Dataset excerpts

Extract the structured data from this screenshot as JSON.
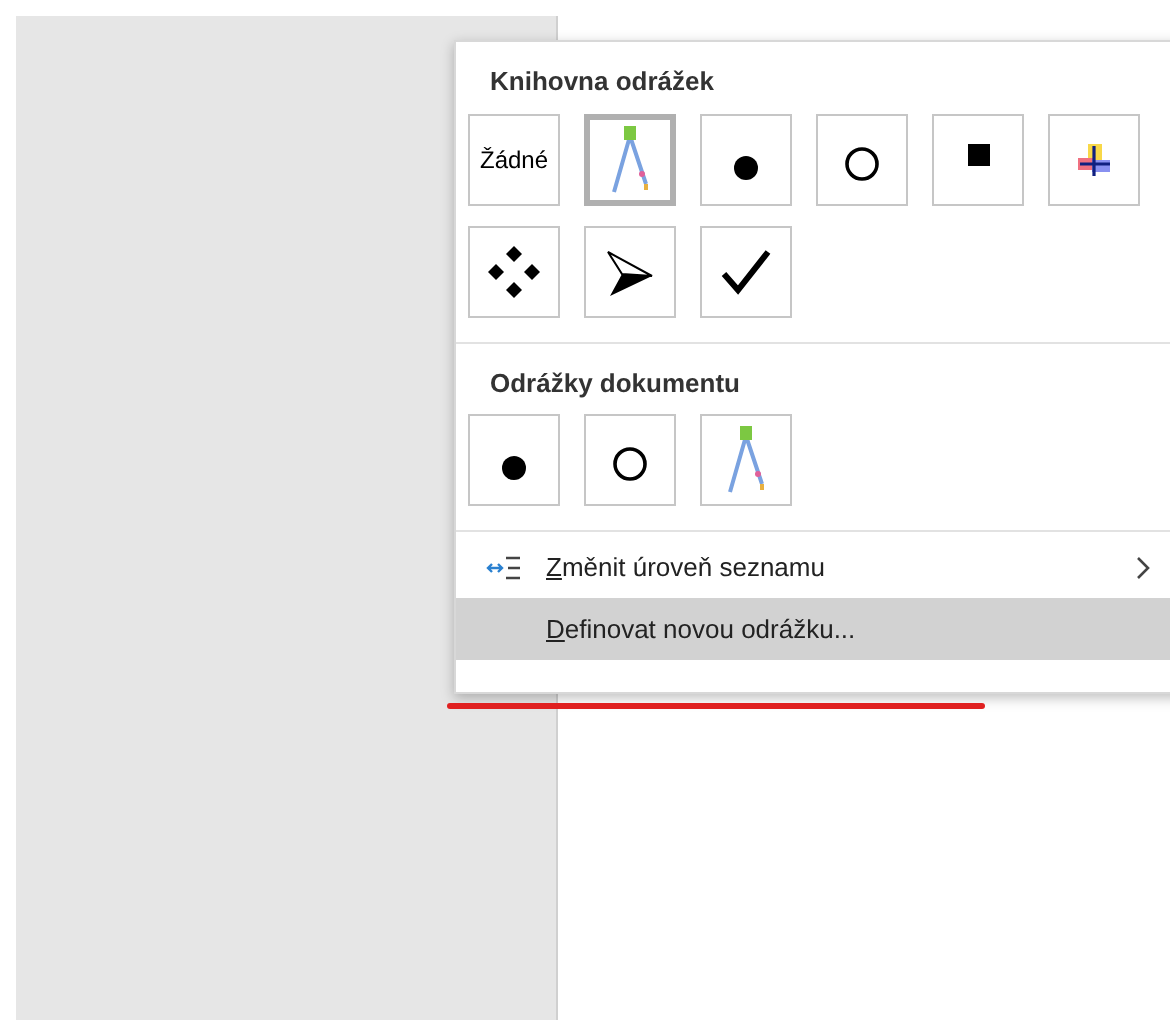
{
  "menu": {
    "sections": [
      {
        "title": "Knihovna odrážek",
        "items": [
          {
            "kind": "text",
            "label": "Žádné",
            "selected": false
          },
          {
            "kind": "compass",
            "selected": true
          },
          {
            "kind": "dot",
            "selected": false
          },
          {
            "kind": "circle",
            "selected": false
          },
          {
            "kind": "square",
            "selected": false
          },
          {
            "kind": "cross",
            "selected": false
          },
          {
            "kind": "diamonds",
            "selected": false
          },
          {
            "kind": "arrow",
            "selected": false
          },
          {
            "kind": "check",
            "selected": false
          }
        ]
      },
      {
        "title": "Odrážky dokumentu",
        "items": [
          {
            "kind": "dot",
            "selected": false
          },
          {
            "kind": "circle",
            "selected": false
          },
          {
            "kind": "compass",
            "selected": false
          }
        ]
      }
    ],
    "commands": [
      {
        "label": "Změnit úroveň seznamu",
        "icon": true,
        "submenu": true,
        "highlighted": false
      },
      {
        "label": "Definovat novou odrážku...",
        "icon": false,
        "submenu": false,
        "highlighted": true
      }
    ]
  }
}
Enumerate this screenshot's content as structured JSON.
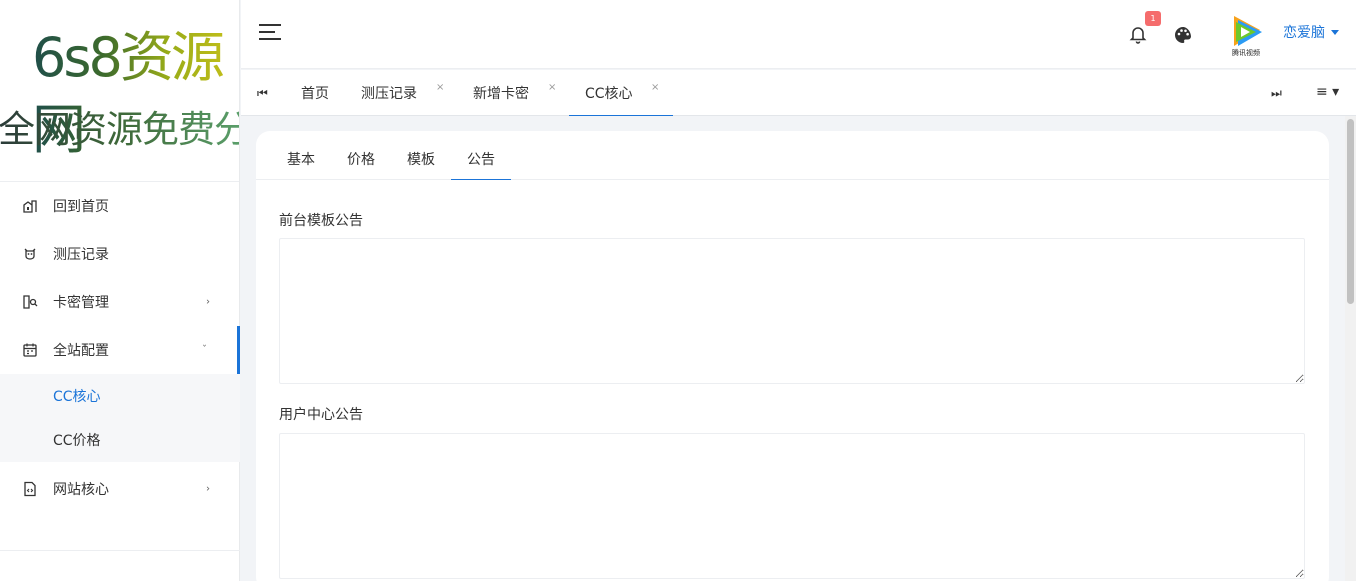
{
  "logo": {
    "line1": "6s8资源网",
    "line2": "全网资源免费分享平台"
  },
  "sidebar": {
    "items": [
      {
        "label": "回到首页",
        "icon": "home-icon"
      },
      {
        "label": "测压记录",
        "icon": "cow-icon"
      },
      {
        "label": "卡密管理",
        "icon": "key-card-icon",
        "arrow": "›"
      },
      {
        "label": "全站配置",
        "icon": "calendar-config-icon",
        "arrow": "ˇ"
      },
      {
        "label": "网站核心",
        "icon": "file-code-icon",
        "arrow": "›"
      }
    ],
    "submenu": [
      {
        "label": "CC核心"
      },
      {
        "label": "CC价格"
      }
    ]
  },
  "header": {
    "notification_count": "1",
    "username": "恋爱脑",
    "avatar_caption": "腾讯视频"
  },
  "tabsbar": {
    "first_icon": "⏮",
    "last_icon": "⏭",
    "menu_icon": "≡ ▾",
    "tabs": [
      {
        "label": "首页"
      },
      {
        "label": "测压记录",
        "close": "×"
      },
      {
        "label": "新增卡密",
        "close": "×"
      },
      {
        "label": "CC核心",
        "close": "×"
      }
    ]
  },
  "card": {
    "tabs": [
      {
        "label": "基本"
      },
      {
        "label": "价格"
      },
      {
        "label": "模板"
      },
      {
        "label": "公告"
      }
    ],
    "fields": [
      {
        "label": "前台模板公告",
        "value": ""
      },
      {
        "label": "用户中心公告",
        "value": ""
      }
    ]
  },
  "colors": {
    "accent": "#1b74d8",
    "badge": "#f56c6c",
    "background": "#f2f4f7"
  }
}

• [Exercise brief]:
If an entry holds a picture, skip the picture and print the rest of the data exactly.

• [Response to this exercise]:
Extract the structured data from this screenshot as JSON.
{
  "menu": {
    "sections": [
      {
        "title": "Knihovna odrážek",
        "items": [
          {
            "kind": "text",
            "label": "Žádné",
            "selected": false
          },
          {
            "kind": "compass",
            "selected": true
          },
          {
            "kind": "dot",
            "selected": false
          },
          {
            "kind": "circle",
            "selected": false
          },
          {
            "kind": "square",
            "selected": false
          },
          {
            "kind": "cross",
            "selected": false
          },
          {
            "kind": "diamonds",
            "selected": false
          },
          {
            "kind": "arrow",
            "selected": false
          },
          {
            "kind": "check",
            "selected": false
          }
        ]
      },
      {
        "title": "Odrážky dokumentu",
        "items": [
          {
            "kind": "dot",
            "selected": false
          },
          {
            "kind": "circle",
            "selected": false
          },
          {
            "kind": "compass",
            "selected": false
          }
        ]
      }
    ],
    "commands": [
      {
        "label": "Změnit úroveň seznamu",
        "icon": true,
        "submenu": true,
        "highlighted": false
      },
      {
        "label": "Definovat novou odrážku...",
        "icon": false,
        "submenu": false,
        "highlighted": true
      }
    ]
  }
}
Enumerate this screenshot's content as structured JSON.
{
  "logo": {
    "line1": "6s8资源网",
    "line2": "全网资源免费分享平台"
  },
  "sidebar": {
    "items": [
      {
        "label": "回到首页",
        "icon": "home-icon"
      },
      {
        "label": "测压记录",
        "icon": "cow-icon"
      },
      {
        "label": "卡密管理",
        "icon": "key-card-icon",
        "arrow": "›"
      },
      {
        "label": "全站配置",
        "icon": "calendar-config-icon",
        "arrow": "ˇ"
      },
      {
        "label": "网站核心",
        "icon": "file-code-icon",
        "arrow": "›"
      }
    ],
    "submenu": [
      {
        "label": "CC核心"
      },
      {
        "label": "CC价格"
      }
    ]
  },
  "header": {
    "notification_count": "1",
    "username": "恋爱脑",
    "avatar_caption": "腾讯视频"
  },
  "tabsbar": {
    "first_icon": "⏮",
    "last_icon": "⏭",
    "menu_icon": "≡ ▾",
    "tabs": [
      {
        "label": "首页"
      },
      {
        "label": "测压记录",
        "close": "×"
      },
      {
        "label": "新增卡密",
        "close": "×"
      },
      {
        "label": "CC核心",
        "close": "×"
      }
    ]
  },
  "card": {
    "tabs": [
      {
        "label": "基本"
      },
      {
        "label": "价格"
      },
      {
        "label": "模板"
      },
      {
        "label": "公告"
      }
    ],
    "fields": [
      {
        "label": "前台模板公告",
        "value": ""
      },
      {
        "label": "用户中心公告",
        "value": ""
      }
    ]
  },
  "colors": {
    "accent": "#1b74d8",
    "badge": "#f56c6c",
    "background": "#f2f4f7"
  }
}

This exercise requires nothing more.